From the apologetic M&M’s Super Bowl commercial :
“Sorry I called you Karen.”
“That’s my name.”
“Sorry your name is Karen.”
Some interesting thoughts on why only certain Irish names tend to be anglicized, from the Irish Arts Center:
“Caoimhe” has been consistently more popular than the anglicized spelling, “Keeva.” How did this happen when so many other Irish names appeared to make concessions to English spelling norms?
While Medb/Maeve, Sadhbh/Sive, Seán/Shawn and other names were popular at a time when the Irish language and pride in Irish identity was against the ropes, Caoimhe and Fiadh are names that rose in the ranks when Ireland was swaggering culturally and commercially. It was also a time when Irish language television and schools were making strides.
Caoimhe is one of the names given by parents to the first generation of daughters not expected to emigrate, who would grow up surrounded by people who would know that the “mh” sounds like a “v” in the middle or at the end of a word.
…And another quote from the same site that I just couldn’t leave behind:
Teachers warning their students of the importance of a fada will often point out that without the accent, Orla (‘uhr-lah’) would mean “vomit” rather than “golden princess.” However, Órlas have to live with this indignity in an online world where many websites won’t accept non-standard characters.

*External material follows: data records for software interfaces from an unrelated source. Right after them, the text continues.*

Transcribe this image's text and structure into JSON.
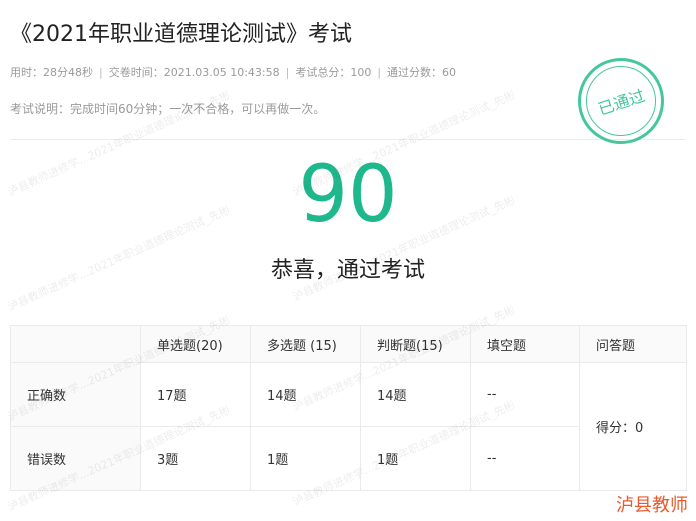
{
  "exam": {
    "title": "《2021年职业道德理论测试》考试",
    "duration": "用时：28分48秒",
    "submit_time": "交卷时间：2021.03.05 10:43:58",
    "total_score": "考试总分：100",
    "pass_score": "通过分数：60",
    "description": "考试说明：完成时间60分钟；一次不合格，可以再做一次。"
  },
  "stamp": {
    "label": "已通过",
    "color": "#45c79a"
  },
  "result": {
    "score": "90",
    "message": "恭喜，通过考试",
    "score_color": "#1fb88d"
  },
  "table": {
    "headers": [
      "",
      "单选题(20)",
      "多选题 (15)",
      "判断题(15)",
      "填空题",
      "问答题"
    ],
    "rows": [
      {
        "label": "正确数",
        "cells": [
          "17题",
          "14题",
          "14题",
          "--"
        ]
      },
      {
        "label": "错误数",
        "cells": [
          "3题",
          "1题",
          "1题",
          "--"
        ]
      }
    ],
    "essay_score": "得分：0"
  },
  "watermark": {
    "text": "泸县教师进修学...2021年职业道德理论测试_先彬"
  },
  "corner_logo": "泸县教师"
}
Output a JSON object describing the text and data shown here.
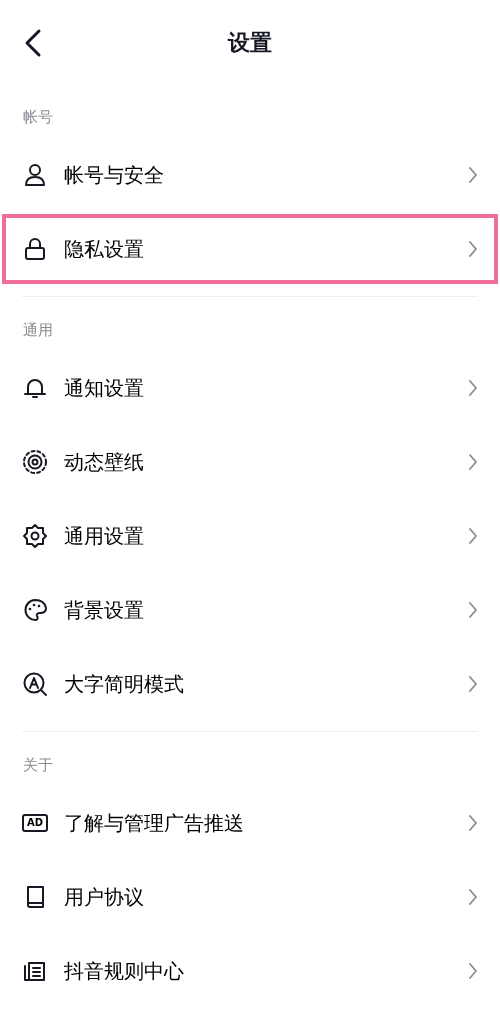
{
  "header": {
    "title": "设置"
  },
  "sections": [
    {
      "label": "帐号",
      "items": [
        {
          "kind": "person",
          "label": "帐号与安全",
          "highlighted": false
        },
        {
          "kind": "lock",
          "label": "隐私设置",
          "highlighted": true
        }
      ]
    },
    {
      "label": "通用",
      "items": [
        {
          "kind": "bell",
          "label": "通知设置",
          "highlighted": false
        },
        {
          "kind": "wallpaper",
          "label": "动态壁纸",
          "highlighted": false
        },
        {
          "kind": "gear",
          "label": "通用设置",
          "highlighted": false
        },
        {
          "kind": "palette",
          "label": "背景设置",
          "highlighted": false
        },
        {
          "kind": "font",
          "label": "大字简明模式",
          "highlighted": false
        }
      ]
    },
    {
      "label": "关于",
      "items": [
        {
          "kind": "ad",
          "icon_text": "AD",
          "label": "了解与管理广告推送",
          "highlighted": false
        },
        {
          "kind": "book",
          "label": "用户协议",
          "highlighted": false
        },
        {
          "kind": "doc",
          "label": "抖音规则中心",
          "highlighted": false
        }
      ]
    }
  ]
}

[According to this letter to the Irish Times, the same holds true for the names Méabh and Síne, which, without the fadas, turn into the words meabh, “hen,” and sine, “nipple.”]
From a Telegraph essay by Warren Watson (b. 1950), who had a “surprise” twin brother named Wayne.
So, what happened to the name William? […] It was the traditional family name for a Watson male, going back at least four generations in England and Scotland.
Fairness was paramount for my mom, you see. […] If I were named William, it would not be fair to my twin brother. So, neither Watson would be honored with the family name.
In 1950, she dug out a baby name book, purchased earlier at the Rexall drug store downtown. “Warren” and “Wayne” sat there in the same column. So, “Warren” and “Wayne” they would be. In alphabetical order, of course.
From Larry King’s 2016 interview with Dolly Parton [vid]:
Years ago when my song ‘Jolene’ came out, I came home one day from work, we had our new home in Brentwood, and there was a basket at the gate, and I thought, “Oh, somebody’s left us some food or something.” And I looked in it, and there was a baby in it, and there was a note that said, “My name is Jolene and I want you to have me. You can have me for keeps,” or something to that effect. And I freaked out.
[Dolly ended up calling the police, who came and took the baby away. She never found out what became of little Jolene.]
From a Condé Nast Traveler article about hotels using artificial intelligence, including robots with interesting names:
Meanwhile, in Singapore, the M Social hotel is using a front-of-house robot called Aura to deliver small amenities like water, towels, and toiletries to rooms. Another robot, Ausca, cooks your eggs in the morning. Elsewhere in the city, Hotel Jen uses colorful butler robots named Jeno and Jena to perform guest services that include in-room dining delivery.
From a 2014 Macklemore AMA on Reddit:
Mack-La-More is how it’s pronounced
Should have picked an easier name to say